WORK ITEM: Each entry must be restated word for word.

......

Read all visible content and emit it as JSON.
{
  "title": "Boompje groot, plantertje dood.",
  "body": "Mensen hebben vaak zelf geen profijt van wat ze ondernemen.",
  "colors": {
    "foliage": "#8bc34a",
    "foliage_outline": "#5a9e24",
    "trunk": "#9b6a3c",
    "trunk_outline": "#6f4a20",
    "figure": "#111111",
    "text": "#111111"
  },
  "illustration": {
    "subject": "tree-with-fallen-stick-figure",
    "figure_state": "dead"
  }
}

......

ANSWER BELOW:
Read all visible content and emit it as JSON.
{
  "title": "Boompje groot, plantertje dood.",
  "body": "Mensen hebben vaak zelf geen profijt van wat ze ondernemen.",
  "colors": {
    "foliage": "#8bc34a",
    "foliage_outline": "#5a9e24",
    "trunk": "#9b6a3c",
    "trunk_outline": "#6f4a20",
    "figure": "#111111",
    "text": "#111111"
  },
  "illustration": {
    "subject": "tree-with-fallen-stick-figure",
    "figure_state": "dead"
  }
}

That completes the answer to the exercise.